• [Provided records]:
□ □ □ □ □
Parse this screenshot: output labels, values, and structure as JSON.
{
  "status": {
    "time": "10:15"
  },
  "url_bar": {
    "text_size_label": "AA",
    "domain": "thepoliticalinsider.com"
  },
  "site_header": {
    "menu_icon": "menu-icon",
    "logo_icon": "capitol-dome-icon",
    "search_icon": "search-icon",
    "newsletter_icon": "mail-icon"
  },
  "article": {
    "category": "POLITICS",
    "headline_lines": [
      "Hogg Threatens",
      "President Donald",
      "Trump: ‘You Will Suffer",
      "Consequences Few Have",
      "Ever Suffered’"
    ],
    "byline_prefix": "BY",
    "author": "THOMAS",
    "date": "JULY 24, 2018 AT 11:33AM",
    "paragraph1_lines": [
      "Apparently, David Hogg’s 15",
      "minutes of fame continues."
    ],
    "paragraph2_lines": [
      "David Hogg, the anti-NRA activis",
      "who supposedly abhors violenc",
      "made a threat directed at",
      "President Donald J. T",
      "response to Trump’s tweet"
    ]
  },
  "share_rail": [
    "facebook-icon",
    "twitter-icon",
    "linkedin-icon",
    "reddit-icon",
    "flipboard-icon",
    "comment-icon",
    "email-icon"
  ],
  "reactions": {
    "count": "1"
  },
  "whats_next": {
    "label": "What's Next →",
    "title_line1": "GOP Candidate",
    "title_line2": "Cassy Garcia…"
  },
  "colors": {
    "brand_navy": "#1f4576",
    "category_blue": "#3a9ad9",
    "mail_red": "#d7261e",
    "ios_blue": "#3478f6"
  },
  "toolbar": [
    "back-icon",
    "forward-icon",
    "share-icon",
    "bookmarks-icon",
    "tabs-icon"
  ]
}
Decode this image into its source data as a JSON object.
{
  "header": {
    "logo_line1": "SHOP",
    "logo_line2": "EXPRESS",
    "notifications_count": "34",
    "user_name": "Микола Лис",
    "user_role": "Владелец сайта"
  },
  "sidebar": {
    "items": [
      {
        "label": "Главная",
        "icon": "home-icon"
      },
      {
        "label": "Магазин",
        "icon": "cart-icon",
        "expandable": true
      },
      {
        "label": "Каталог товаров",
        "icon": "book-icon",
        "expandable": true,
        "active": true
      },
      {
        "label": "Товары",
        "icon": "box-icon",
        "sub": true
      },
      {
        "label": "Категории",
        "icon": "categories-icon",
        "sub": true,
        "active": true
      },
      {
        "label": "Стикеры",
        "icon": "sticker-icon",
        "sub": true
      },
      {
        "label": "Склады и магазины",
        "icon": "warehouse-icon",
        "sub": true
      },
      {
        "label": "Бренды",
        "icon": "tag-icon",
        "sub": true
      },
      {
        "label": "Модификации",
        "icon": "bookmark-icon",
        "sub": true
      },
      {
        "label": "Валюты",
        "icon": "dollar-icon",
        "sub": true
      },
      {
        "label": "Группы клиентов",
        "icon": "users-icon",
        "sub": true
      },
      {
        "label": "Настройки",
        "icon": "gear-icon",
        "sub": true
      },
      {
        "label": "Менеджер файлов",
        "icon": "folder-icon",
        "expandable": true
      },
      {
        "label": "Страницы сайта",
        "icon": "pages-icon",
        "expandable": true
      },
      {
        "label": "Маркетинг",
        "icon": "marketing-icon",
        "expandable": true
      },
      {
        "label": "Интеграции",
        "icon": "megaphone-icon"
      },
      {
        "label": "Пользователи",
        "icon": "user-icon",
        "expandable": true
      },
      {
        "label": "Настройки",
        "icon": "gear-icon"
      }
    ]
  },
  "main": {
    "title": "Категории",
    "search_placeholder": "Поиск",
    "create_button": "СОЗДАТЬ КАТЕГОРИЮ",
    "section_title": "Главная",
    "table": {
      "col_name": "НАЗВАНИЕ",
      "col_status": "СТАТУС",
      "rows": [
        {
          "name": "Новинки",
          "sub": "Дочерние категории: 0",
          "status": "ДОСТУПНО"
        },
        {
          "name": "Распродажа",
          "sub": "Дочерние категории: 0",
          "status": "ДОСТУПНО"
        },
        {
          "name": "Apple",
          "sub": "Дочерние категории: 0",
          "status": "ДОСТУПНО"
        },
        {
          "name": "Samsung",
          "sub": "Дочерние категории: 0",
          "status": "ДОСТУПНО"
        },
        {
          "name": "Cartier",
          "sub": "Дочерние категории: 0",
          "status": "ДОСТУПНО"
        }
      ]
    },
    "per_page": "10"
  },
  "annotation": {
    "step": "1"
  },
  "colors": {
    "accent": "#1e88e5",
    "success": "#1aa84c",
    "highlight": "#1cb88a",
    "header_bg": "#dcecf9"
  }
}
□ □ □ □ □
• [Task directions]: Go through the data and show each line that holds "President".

• [Response]:
      "President Donald",
      "President Donald J. T",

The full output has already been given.